The editor who directed the exposure of the Watergate scandal, which led to the demise of Richard Nixon as President of the United States, has died.
Ben Bradlee, who is the former executive editor of The Washington Post, held that position at the newspaper for 26 years and guided The Post’s transformation into one of the world’s leading newspapers.
The Washington Post reported that he died of natural causes at his home in Washington.
According to The New York Times, the Post won 18 Pulitzers under Bradlee’s tenure.
As executive editor from 1968 until 1991, Bradlee became one of the most important figures in Washington, as well as part of journalism history, while transforming the Post from a staid morning daily into one of the most dynamic and respected publications in the United States.
Bradlee’s work guiding young reporters Bob Woodward and Carl Bernstein as they traced a 1972 burglary at Democratic Party headquarters at the Watergate office and apartment complex back to the Nixon White House has been celebrated from journalism schools to Hollywood.
Bradlee gave Woodward and Bernstein license to pursue the scandal and its cover-up vigorously, approving their use of the unidentified source, and the newspaper published about 400 articles about Watergate over 28 months.
In 1972 Bradlee also led the Post in joining the New York Times in publishing stories based on the Pentagon Papers, a secret government account of Vietnam War decisions, despite heavy legal pressure. He also guided the Post to uncovered details of the Iran-Contra scandal that rocked Ronald Reagan’s White House.
In his tribute to the legendary editor, President Obama praised him for his journalistic integrity.
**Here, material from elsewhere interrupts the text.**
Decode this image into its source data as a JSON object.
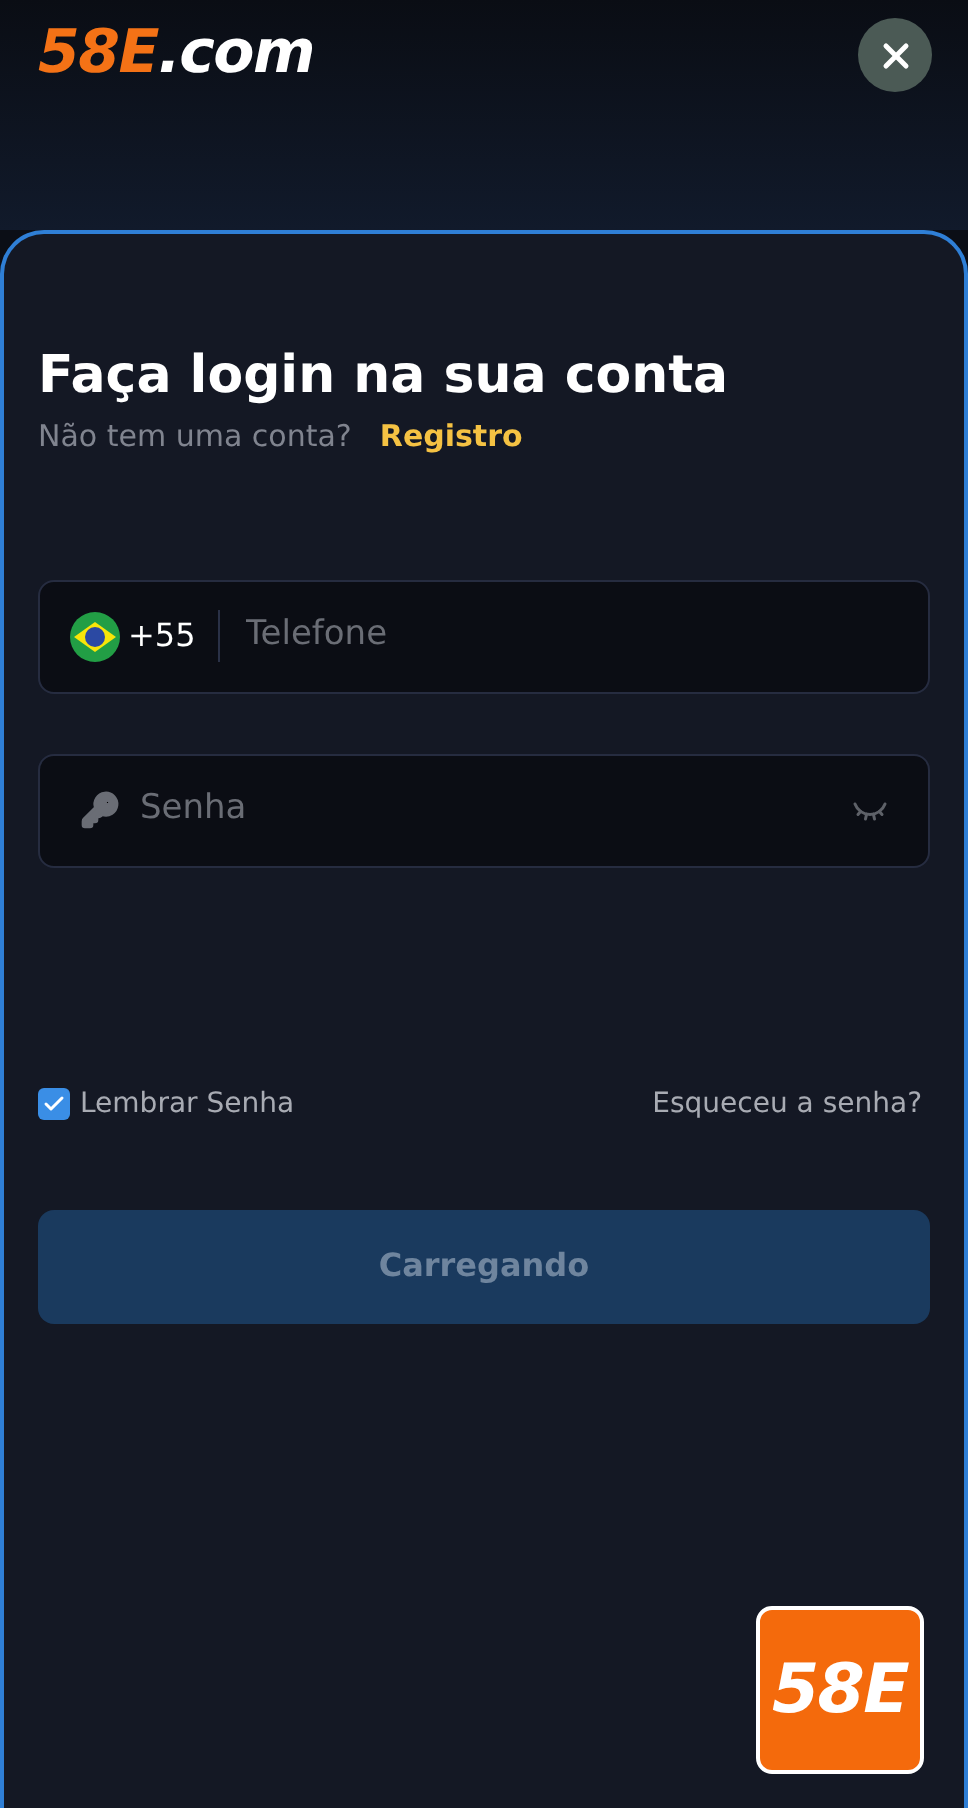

“For Benjamin Bradlee, journalism was more than a profession — it was a public good vital to our democracy. A true newspaperman, he transformed the Washington Post into one of the country’s finest newspapers, and with him at the helm, a growing army of reporters published the Pentagon Papers, exposed Watergate, and told stories that needed to be told — stories that helped us understand our world and one another a little bit better. The standard he set — a standard for honest, objective, meticulous reporting — encouraged so many others to enter the profession.”
The Inquisitr, earlier reported that President Obama honored him with the Presidential Medal of Freedom last year.
Benjamin Bradlee career’s at the Washington Post began in 1948 as a police reporter. He quit to become a press attache at the U.S. Embassy in Paris.
He returned to the Post and became executive editor in 1968, holding the job until his 1991 retirement.
[Image via Reuters/Alex Gallardo]